X-Ray May Detect Alzheimer's Disease Early
Researchers have developed a highly detailed x-ray machine that can detect Alzheimer’s disease early. Scientists at the U.S. Department of Energy’s (DOE) Brookhaven National Laboratory developed the x-ray technique in hopes of helping scientists track dense areas of protein that form in the brain of Alzheimer’s disease patients, called amyloid beta (Aß) plaques. The x-ray could aid in the development of drugs to remove the harmful proteins that lead to cognitive decline associated Alzheimer’s disease.

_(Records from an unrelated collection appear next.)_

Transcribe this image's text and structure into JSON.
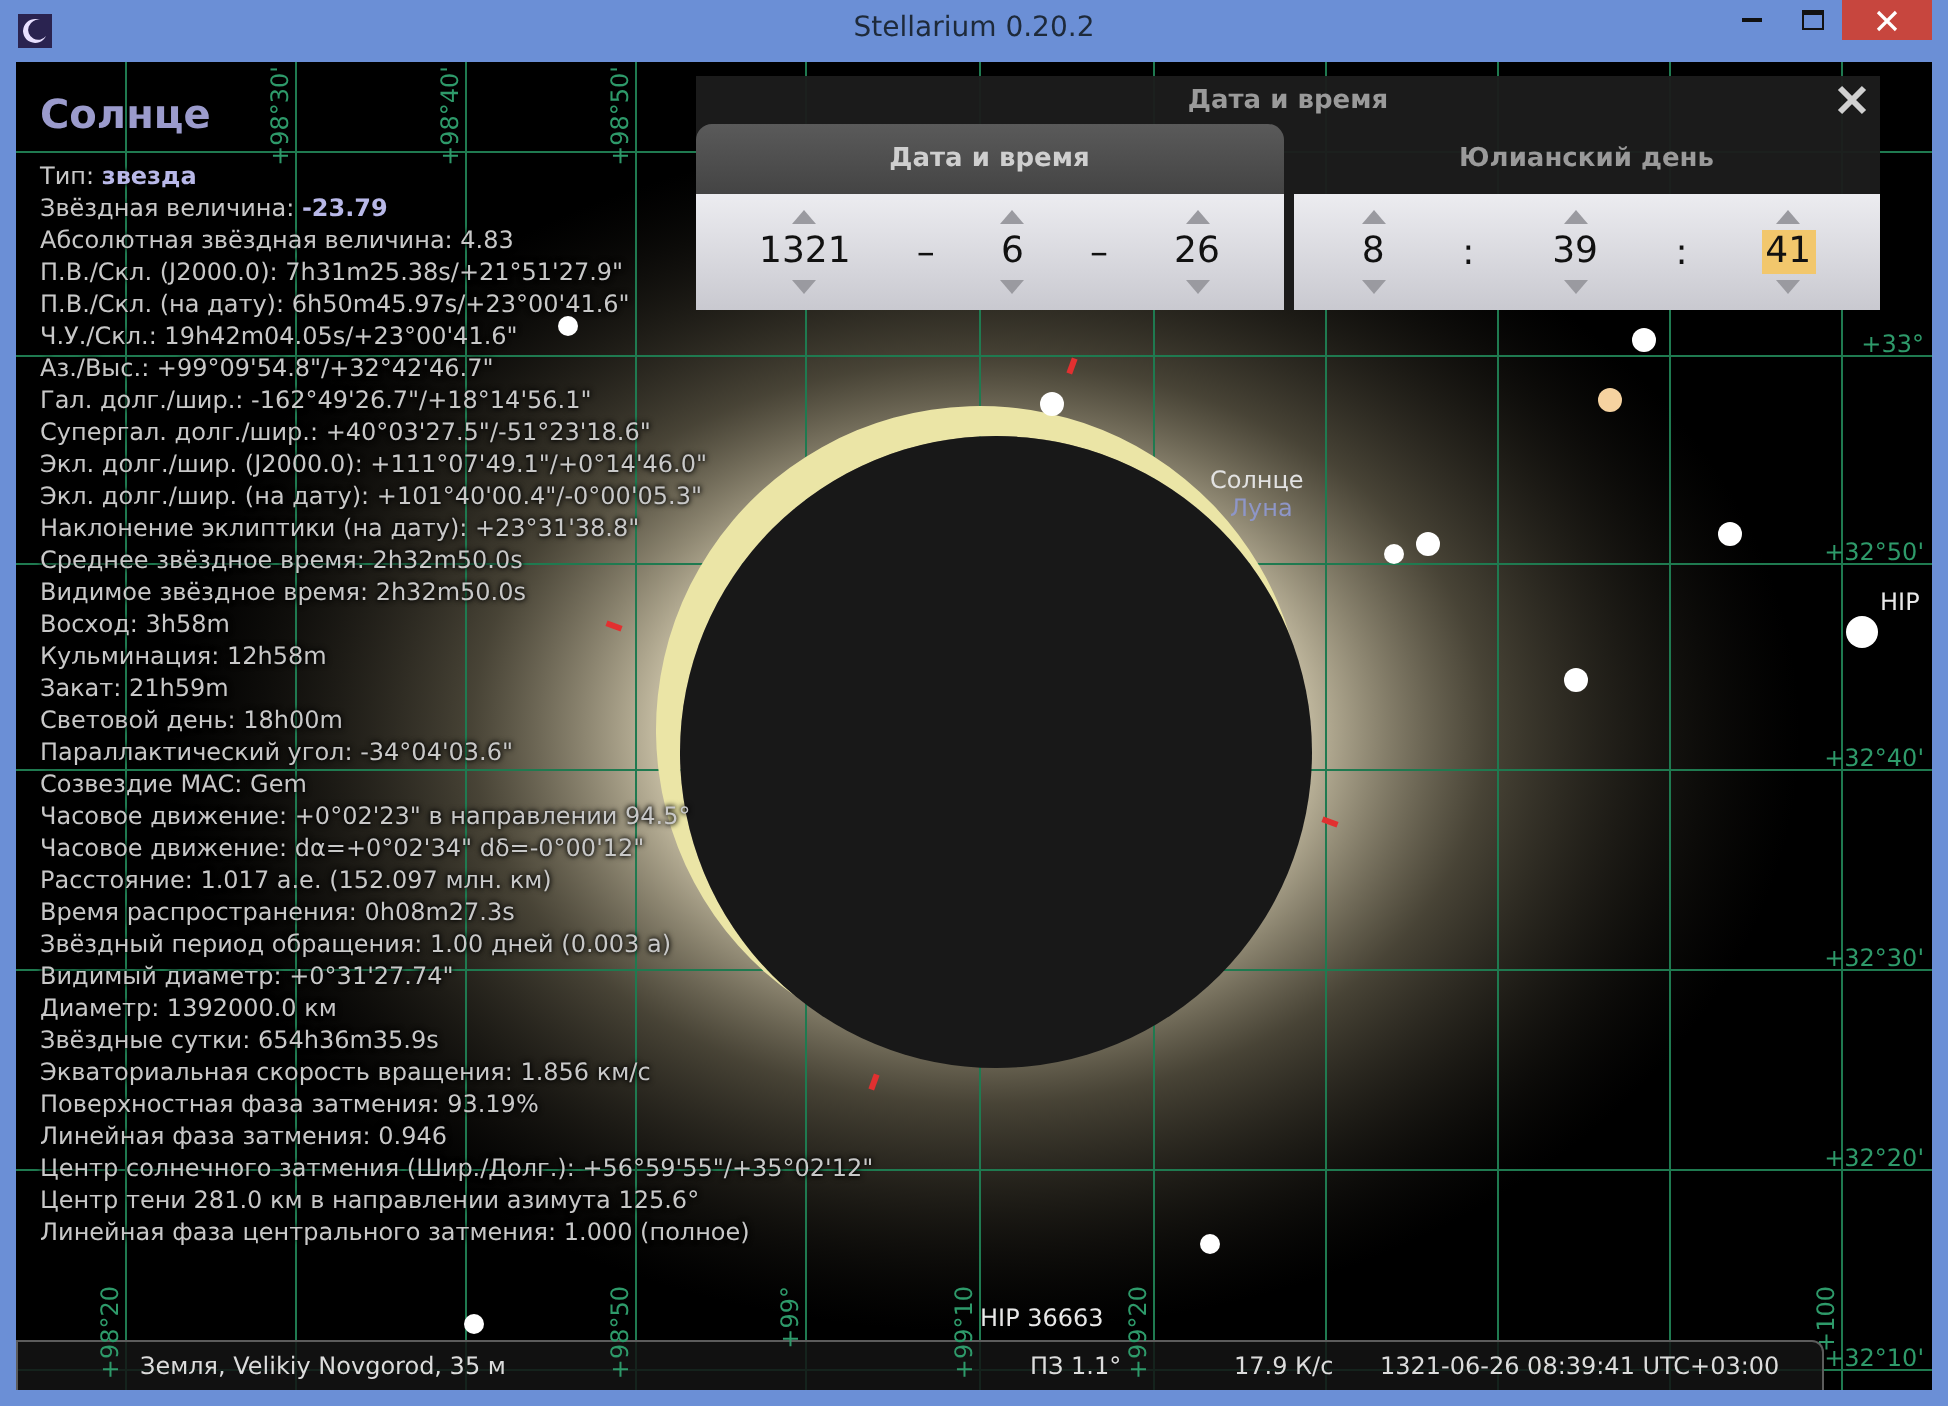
{
  "window": {
    "title": "Stellarium 0.20.2"
  },
  "info": {
    "title": "Солнце",
    "lines": [
      "Тип: **звезда**",
      "Звёздная величина: **-23.79**",
      "Абсолютная звёздная величина: 4.83",
      "П.В./Скл. (J2000.0): 7h31m25.38s/+21°51'27.9\"",
      "П.В./Скл. (на дату): 6h50m45.97s/+23°00'41.6\"",
      "Ч.У./Скл.: 19h42m04.05s/+23°00'41.6\"",
      "Аз./Выс.: +99°09'54.8\"/+32°42'46.7\"",
      "Гал. долг./шир.: -162°49'26.7\"/+18°14'56.1\"",
      "Супергал. долг./шир.: +40°03'27.5\"/-51°23'18.6\"",
      "Экл. долг./шир. (J2000.0): +111°07'49.1\"/+0°14'46.0\"",
      "Экл. долг./шир. (на дату): +101°40'00.4\"/-0°00'05.3\"",
      "Наклонение эклиптики (на дату): +23°31'38.8\"",
      "Среднее звёздное время: 2h32m50.0s",
      "Видимое звёздное время: 2h32m50.0s",
      "Восход: 3h58m",
      "Кульминация: 12h58m",
      "Закат: 21h59m",
      "Световой день: 18h00m",
      "Параллактический угол: -34°04'03.6\"",
      "Созвездие МАС: Gem",
      "Часовое движение: +0°02'23\" в направлении 94.5°",
      "Часовое движение: dα=+0°02'34\" dδ=-0°00'12\"",
      "Расстояние: 1.017 а.е. (152.097 млн. км)",
      "Время распространения: 0h08m27.3s",
      "Звёздный период обращения: 1.00 дней (0.003 a)",
      "Видимый диаметр: +0°31'27.74\"",
      "Диаметр: 1392000.0 км",
      "Звёздные сутки: 654h36m35.9s",
      "Экваториальная скорость вращения: 1.856 км/с",
      "Поверхностная фаза затмения: 93.19%",
      "Линейная фаза затмения: 0.946",
      "Центр солнечного затмения (Шир./Долг.): +56°59'55\"/+35°02'12\"",
      "Центр тени 281.0 км в направлении азимута 125.6°",
      "Линейная фаза центрального затмения: 1.000 (полное)"
    ]
  },
  "sky_labels": [
    {
      "text": "Солнце",
      "kind": "object"
    },
    {
      "text": "Луна",
      "kind": "secondary"
    },
    {
      "text": "HIP",
      "kind": "star"
    },
    {
      "text": "HIP 36663",
      "kind": "star"
    }
  ],
  "grid": {
    "right_labels": [
      "+33°",
      "+32°50'",
      "+32°40'",
      "+32°30'",
      "+32°20'",
      "+32°10'"
    ],
    "top_labels": [
      "+98°30'",
      "+98°40'",
      "+98°50'"
    ],
    "bottom_labels": [
      "+98°20",
      "+98°50",
      "+99°",
      "+99°10",
      "+99°20",
      "+100"
    ]
  },
  "dialog": {
    "title": "Дата и время",
    "tabs": [
      {
        "label": "Дата и время",
        "selected": true
      },
      {
        "label": "Юлианский день",
        "selected": false
      }
    ],
    "date": [
      {
        "value": "1321",
        "selected": false
      },
      {
        "value": "6",
        "selected": false
      },
      {
        "value": "26",
        "selected": false
      }
    ],
    "date_separators": [
      "–",
      "–"
    ],
    "time": [
      {
        "value": "8",
        "selected": false
      },
      {
        "value": "39",
        "selected": false
      },
      {
        "value": "41",
        "selected": true
      }
    ],
    "time_separators": [
      ":",
      ":"
    ]
  },
  "status_bar": {
    "location": "Земля, Velikiy Novgorod, 35 м",
    "fov": "ПЗ 1.1°",
    "fps": "17.9 К/с",
    "datetime": "1321-06-26 08:39:41 UTC+03:00"
  }
}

Amyloid beta plaques are tiny, and cannot be found with current brain imaging techniques. The research is the first to use the x-ray technique, previously used to find small tumors in the breast, and in cartilage and joints of the knee and ankle. The x-ray would prove to be an inexpensive way to find miniscule plaques, identifying Alzheimer’s disease in patients before it progresses, while tracking the progress of drugs that might be developed for treatment.
Dean Connor, a former postdoctoral researcher at Brookhaven Lab now working for the University of North Carolina says, “Certain methods can visualize the plaque load, or overall number of plaques, which plays a role in clinical assessment and analysis of drug efficacy. But these methods cannot provide the resolution needed to show us the properties of individual Aß plaques.” Getting a close look at plaques in the brain that cause Alzheimer’s disease can tell researchers much more than previously known about the disease.

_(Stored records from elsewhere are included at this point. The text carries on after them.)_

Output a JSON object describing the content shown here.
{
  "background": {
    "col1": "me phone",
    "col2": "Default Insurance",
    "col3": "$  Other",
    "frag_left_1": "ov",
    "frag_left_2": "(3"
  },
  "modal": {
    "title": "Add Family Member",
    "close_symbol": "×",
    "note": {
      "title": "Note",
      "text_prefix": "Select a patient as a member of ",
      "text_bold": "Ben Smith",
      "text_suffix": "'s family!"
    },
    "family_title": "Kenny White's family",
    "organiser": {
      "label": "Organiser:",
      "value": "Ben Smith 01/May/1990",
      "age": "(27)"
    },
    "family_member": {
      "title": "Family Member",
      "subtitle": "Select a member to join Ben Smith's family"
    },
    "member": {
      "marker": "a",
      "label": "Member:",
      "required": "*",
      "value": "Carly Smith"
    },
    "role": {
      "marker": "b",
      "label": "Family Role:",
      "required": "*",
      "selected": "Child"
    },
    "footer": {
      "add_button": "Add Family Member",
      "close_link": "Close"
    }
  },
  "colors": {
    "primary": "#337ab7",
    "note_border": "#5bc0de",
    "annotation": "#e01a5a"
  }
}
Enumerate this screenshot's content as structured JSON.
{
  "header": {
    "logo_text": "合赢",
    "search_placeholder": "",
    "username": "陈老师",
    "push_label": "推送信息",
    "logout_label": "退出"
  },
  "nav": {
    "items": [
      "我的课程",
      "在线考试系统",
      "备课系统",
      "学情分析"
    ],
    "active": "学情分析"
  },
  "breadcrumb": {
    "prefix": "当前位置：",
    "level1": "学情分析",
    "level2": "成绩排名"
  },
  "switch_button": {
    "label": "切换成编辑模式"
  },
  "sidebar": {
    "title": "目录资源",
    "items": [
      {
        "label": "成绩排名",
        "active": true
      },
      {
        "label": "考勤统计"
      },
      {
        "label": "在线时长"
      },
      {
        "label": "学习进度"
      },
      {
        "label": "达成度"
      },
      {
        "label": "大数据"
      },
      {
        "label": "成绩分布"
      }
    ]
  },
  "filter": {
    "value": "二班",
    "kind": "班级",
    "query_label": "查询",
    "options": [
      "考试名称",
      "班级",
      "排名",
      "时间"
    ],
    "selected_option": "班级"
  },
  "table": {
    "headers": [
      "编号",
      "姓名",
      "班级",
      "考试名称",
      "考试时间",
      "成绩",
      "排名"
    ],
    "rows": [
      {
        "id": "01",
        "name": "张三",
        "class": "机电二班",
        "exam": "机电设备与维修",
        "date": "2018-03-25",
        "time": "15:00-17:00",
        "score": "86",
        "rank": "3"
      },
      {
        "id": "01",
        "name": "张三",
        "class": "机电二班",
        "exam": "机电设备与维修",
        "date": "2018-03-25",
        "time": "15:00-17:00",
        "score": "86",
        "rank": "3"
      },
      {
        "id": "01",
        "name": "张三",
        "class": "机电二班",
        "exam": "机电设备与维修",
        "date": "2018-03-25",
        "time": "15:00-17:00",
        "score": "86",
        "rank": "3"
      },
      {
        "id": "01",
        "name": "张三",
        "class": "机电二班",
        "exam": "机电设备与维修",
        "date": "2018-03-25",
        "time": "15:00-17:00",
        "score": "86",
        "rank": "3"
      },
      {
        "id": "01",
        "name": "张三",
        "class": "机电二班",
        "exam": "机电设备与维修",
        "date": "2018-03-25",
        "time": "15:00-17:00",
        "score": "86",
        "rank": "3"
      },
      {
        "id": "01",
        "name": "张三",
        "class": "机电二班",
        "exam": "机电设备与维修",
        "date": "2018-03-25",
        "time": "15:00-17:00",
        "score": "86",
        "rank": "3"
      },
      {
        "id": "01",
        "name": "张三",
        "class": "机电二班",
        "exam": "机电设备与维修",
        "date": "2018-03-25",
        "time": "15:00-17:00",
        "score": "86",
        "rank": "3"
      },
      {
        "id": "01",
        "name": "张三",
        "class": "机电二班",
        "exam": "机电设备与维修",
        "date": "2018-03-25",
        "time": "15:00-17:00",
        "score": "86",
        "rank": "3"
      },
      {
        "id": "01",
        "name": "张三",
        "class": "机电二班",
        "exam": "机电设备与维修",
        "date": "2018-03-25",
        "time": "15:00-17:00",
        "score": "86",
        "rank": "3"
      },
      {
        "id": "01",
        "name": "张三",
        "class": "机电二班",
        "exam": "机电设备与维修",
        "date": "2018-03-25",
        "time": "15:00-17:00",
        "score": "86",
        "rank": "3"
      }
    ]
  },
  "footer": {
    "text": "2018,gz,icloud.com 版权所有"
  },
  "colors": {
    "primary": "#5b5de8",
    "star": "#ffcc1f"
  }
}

For the study, the scientists used micro-computed tomography combined with diffraction-enhanced imaging (DEI). They found that the high-resolution imaging provided by the technique outperformed MRI. The x-ray technique was used on mouse models with amyloid beta plaques found in the brain of Alzheimer’s disease patients.

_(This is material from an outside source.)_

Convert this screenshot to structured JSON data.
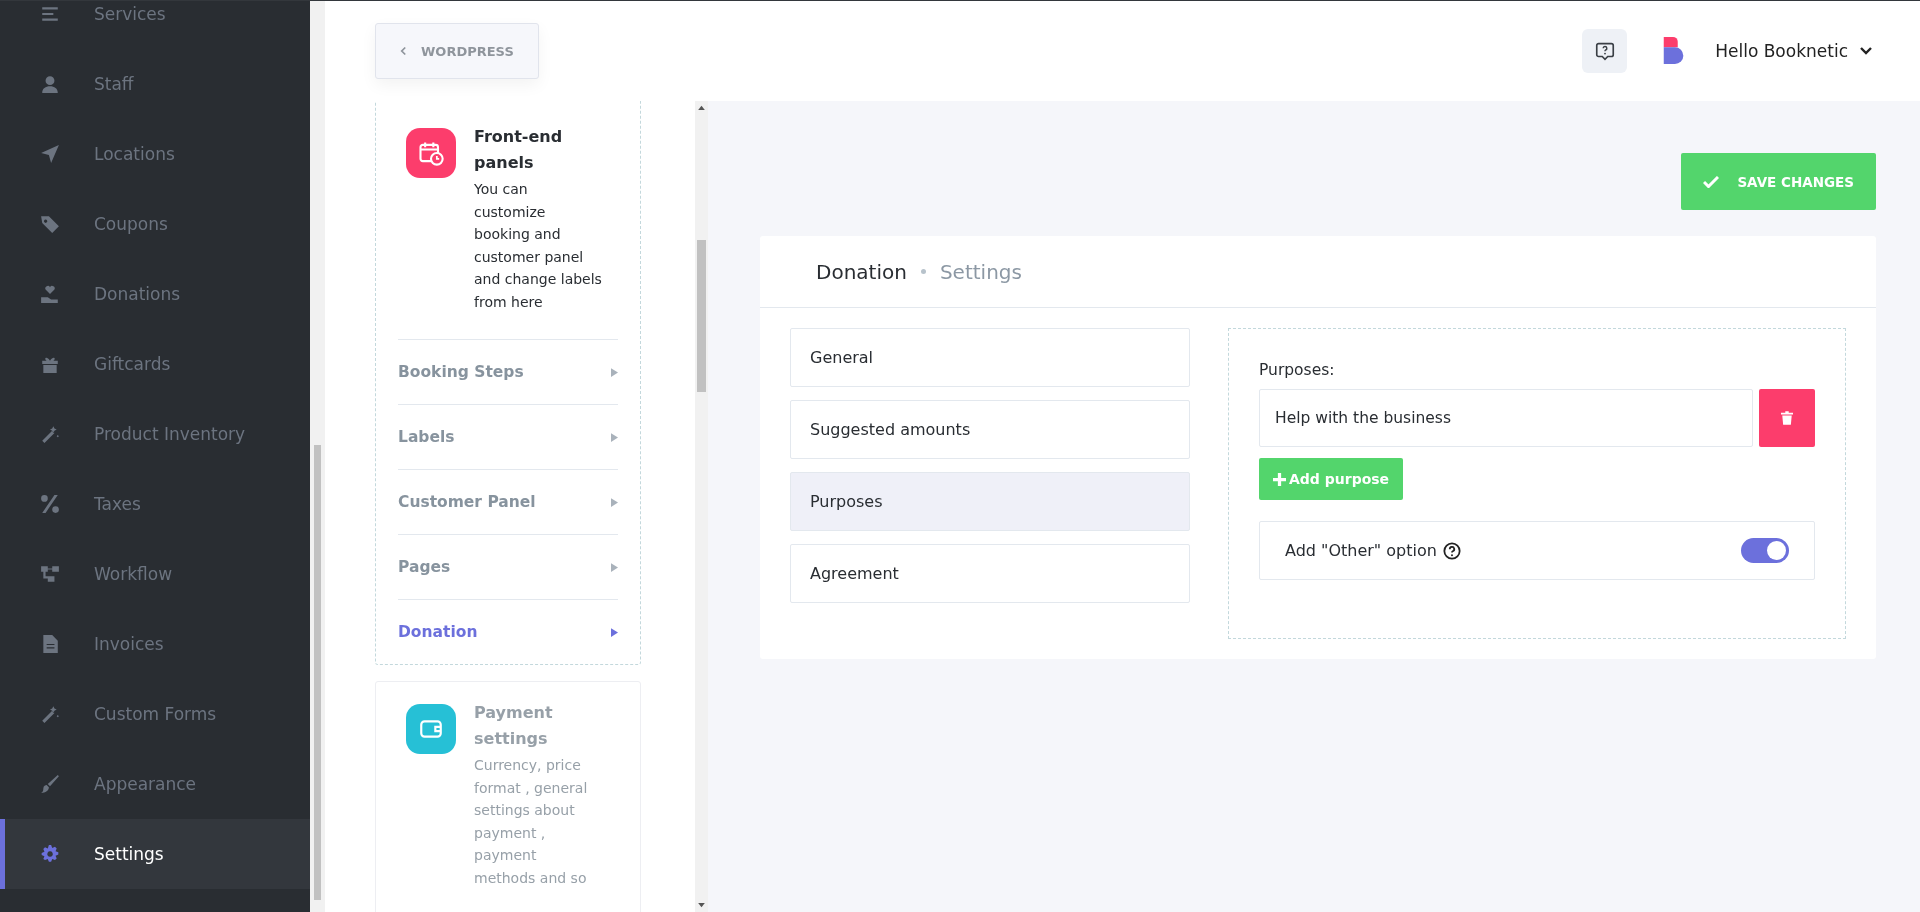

The x-ray images were “amazing”, according to the researchers, but the radiation dose is too high to be used in humans to study Alzheimer’s disease. Connor says the x-ray shows “that we can see these plaques in a full brain, which means we can produce images from a live animal and learn how these plaques grow.” There is still much to learn about Alzheimer’s disease, and how amyloid plaques destroy the brain. The new study show promise for new imaging techniques that may be able to help with early detection of Alzheimer’s disease, while tracking the progress of new drugs that could be used to halt progression of the disease.